• **Problem to solve**
Using the entries that follow, report how many lines contain the word "structure". Only the number is wanted.

• **Supplied records**
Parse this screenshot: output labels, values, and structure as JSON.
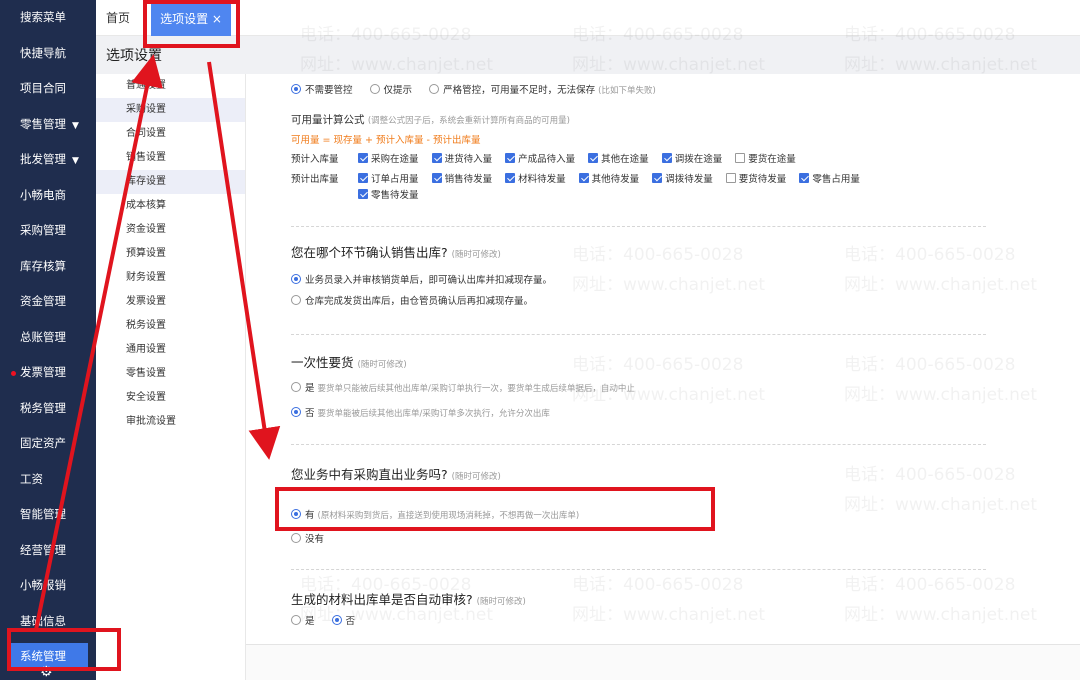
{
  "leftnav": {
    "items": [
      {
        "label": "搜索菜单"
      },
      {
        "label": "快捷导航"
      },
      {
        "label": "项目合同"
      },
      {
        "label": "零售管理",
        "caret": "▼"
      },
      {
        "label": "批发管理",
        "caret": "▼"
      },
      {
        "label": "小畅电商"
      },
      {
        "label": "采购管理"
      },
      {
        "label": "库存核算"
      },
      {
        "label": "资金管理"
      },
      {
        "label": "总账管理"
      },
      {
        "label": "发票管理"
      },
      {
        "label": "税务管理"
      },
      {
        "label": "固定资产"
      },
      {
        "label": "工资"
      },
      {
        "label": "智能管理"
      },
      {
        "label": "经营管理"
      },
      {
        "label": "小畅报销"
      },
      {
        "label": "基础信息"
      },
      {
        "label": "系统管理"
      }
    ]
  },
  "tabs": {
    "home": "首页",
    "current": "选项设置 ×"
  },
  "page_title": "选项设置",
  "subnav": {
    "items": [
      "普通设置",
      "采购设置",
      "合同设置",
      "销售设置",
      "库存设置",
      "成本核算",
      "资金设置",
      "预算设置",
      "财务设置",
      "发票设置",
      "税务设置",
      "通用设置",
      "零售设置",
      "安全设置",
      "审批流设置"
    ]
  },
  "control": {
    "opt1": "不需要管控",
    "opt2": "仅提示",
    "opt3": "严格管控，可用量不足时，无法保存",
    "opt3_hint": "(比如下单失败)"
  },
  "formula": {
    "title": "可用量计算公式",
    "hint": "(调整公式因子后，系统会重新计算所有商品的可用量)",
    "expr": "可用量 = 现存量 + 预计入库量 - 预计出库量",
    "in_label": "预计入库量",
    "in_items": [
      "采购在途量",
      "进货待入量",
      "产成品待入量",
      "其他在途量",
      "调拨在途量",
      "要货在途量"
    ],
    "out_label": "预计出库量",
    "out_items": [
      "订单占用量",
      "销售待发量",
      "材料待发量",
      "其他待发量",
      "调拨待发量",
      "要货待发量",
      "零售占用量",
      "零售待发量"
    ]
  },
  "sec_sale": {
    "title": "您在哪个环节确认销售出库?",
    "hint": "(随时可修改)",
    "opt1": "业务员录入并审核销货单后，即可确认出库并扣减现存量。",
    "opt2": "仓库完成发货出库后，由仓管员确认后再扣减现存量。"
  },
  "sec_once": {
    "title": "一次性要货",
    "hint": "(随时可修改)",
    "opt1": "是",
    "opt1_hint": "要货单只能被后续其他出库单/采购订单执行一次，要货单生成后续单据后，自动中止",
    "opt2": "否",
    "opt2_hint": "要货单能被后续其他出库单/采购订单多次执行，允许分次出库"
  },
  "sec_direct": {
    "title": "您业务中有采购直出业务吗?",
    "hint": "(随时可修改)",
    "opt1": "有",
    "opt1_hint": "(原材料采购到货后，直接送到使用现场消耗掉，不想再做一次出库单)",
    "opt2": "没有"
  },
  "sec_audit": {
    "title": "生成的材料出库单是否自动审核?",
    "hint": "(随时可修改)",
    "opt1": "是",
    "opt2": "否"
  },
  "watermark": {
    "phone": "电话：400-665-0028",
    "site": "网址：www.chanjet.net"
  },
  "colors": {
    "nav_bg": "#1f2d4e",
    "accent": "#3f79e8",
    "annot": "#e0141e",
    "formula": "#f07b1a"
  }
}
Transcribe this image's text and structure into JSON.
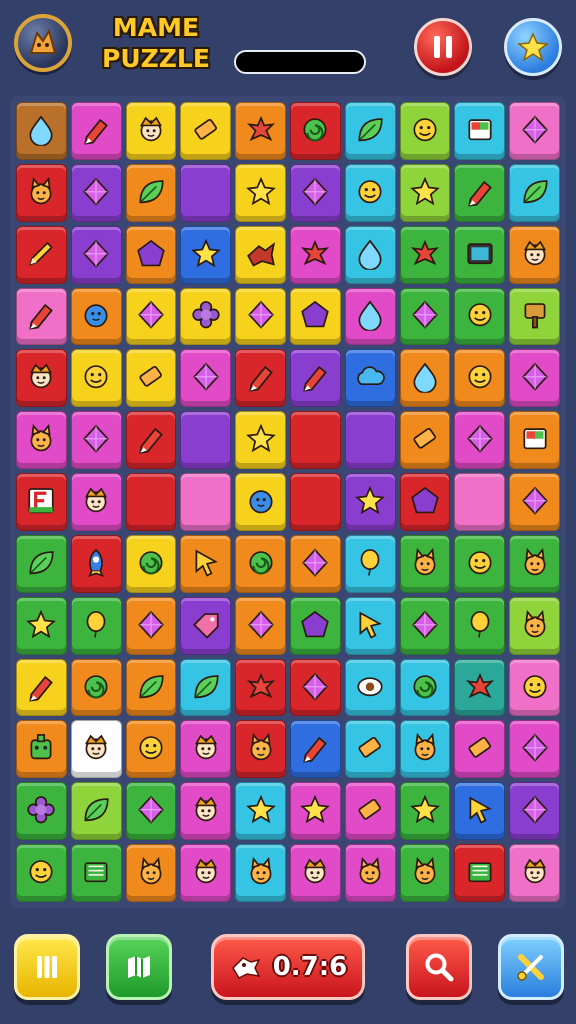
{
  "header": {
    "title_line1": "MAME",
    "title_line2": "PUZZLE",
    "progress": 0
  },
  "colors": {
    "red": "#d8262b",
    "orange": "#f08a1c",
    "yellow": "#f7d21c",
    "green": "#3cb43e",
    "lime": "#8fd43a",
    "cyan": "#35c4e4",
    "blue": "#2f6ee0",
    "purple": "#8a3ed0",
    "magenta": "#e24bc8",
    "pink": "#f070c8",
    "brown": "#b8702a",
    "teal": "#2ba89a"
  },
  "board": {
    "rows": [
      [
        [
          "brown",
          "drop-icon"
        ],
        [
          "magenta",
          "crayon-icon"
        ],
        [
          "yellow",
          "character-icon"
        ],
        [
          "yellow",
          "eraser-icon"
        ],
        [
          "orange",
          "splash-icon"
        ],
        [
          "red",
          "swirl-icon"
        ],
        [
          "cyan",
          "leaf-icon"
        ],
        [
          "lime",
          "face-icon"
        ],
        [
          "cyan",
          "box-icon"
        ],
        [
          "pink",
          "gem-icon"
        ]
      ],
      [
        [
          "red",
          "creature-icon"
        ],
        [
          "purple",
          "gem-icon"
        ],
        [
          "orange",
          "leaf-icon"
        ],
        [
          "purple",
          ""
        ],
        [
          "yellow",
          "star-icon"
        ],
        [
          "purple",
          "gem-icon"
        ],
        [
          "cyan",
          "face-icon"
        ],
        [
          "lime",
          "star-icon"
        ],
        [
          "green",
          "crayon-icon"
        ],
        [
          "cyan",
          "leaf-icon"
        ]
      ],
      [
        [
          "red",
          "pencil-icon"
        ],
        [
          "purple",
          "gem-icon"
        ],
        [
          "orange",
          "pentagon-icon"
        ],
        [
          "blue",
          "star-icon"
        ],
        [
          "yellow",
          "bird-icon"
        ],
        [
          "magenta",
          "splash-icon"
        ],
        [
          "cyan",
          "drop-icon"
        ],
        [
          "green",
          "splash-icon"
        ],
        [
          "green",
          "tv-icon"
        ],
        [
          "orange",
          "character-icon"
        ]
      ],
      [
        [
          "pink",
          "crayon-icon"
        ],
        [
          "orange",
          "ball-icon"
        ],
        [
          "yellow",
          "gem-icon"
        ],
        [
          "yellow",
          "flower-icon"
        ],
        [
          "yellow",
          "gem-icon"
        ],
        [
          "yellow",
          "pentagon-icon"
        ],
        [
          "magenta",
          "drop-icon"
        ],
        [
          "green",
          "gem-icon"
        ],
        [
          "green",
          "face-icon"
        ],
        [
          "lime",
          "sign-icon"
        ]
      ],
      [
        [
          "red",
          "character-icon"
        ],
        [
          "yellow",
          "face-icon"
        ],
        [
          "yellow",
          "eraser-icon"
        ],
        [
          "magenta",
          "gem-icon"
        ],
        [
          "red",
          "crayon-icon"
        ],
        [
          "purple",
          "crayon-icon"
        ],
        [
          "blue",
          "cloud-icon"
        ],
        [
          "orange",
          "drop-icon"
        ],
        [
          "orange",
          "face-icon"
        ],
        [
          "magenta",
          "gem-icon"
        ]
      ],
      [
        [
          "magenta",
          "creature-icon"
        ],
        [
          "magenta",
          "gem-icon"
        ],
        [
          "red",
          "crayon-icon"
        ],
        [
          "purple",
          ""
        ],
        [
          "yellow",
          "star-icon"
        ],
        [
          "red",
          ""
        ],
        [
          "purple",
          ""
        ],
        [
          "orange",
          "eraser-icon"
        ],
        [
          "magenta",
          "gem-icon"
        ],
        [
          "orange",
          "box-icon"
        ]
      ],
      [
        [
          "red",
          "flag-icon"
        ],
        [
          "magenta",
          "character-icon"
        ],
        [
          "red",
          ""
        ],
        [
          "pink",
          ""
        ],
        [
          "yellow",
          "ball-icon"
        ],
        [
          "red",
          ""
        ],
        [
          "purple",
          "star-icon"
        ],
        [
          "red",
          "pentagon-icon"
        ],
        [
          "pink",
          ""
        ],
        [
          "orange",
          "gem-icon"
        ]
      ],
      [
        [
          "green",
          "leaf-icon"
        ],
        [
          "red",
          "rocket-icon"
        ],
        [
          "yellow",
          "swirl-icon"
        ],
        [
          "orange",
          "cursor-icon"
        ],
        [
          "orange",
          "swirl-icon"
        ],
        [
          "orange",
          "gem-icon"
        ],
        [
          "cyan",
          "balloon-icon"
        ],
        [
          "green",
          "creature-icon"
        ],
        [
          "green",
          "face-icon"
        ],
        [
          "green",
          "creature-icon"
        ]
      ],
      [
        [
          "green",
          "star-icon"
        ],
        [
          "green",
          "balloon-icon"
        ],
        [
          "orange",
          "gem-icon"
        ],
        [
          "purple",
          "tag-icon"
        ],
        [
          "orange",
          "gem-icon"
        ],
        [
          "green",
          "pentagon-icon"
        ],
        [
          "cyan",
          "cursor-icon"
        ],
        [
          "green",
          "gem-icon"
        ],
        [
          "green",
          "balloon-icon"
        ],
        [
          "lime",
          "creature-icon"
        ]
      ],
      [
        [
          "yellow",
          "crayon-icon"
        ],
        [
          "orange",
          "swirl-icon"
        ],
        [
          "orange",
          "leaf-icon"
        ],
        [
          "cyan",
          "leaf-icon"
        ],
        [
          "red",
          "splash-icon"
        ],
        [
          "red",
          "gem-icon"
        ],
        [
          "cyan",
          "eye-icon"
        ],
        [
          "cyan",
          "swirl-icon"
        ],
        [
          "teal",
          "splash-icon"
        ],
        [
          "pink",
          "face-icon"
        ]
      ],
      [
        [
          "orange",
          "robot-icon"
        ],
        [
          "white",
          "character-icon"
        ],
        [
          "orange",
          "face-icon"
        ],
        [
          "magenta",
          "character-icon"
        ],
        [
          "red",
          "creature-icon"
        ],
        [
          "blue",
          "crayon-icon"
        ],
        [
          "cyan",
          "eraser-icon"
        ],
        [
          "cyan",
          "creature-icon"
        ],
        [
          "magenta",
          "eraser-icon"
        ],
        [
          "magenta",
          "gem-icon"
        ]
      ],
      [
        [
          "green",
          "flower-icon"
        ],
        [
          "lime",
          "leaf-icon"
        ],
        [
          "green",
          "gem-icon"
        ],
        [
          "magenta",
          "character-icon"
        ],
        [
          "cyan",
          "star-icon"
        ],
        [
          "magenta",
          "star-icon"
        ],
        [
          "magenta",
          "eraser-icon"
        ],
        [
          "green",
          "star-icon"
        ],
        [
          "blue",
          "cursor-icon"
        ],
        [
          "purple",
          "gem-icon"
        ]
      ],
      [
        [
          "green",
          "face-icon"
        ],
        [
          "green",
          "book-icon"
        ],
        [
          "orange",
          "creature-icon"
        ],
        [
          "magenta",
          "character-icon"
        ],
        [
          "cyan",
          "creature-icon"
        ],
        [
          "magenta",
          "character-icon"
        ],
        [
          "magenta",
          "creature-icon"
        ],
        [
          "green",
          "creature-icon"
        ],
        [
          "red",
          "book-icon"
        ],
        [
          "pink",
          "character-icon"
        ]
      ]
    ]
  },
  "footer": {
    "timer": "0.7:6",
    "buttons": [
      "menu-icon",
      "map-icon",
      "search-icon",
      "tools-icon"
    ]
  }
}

• **Result of the exercise**
2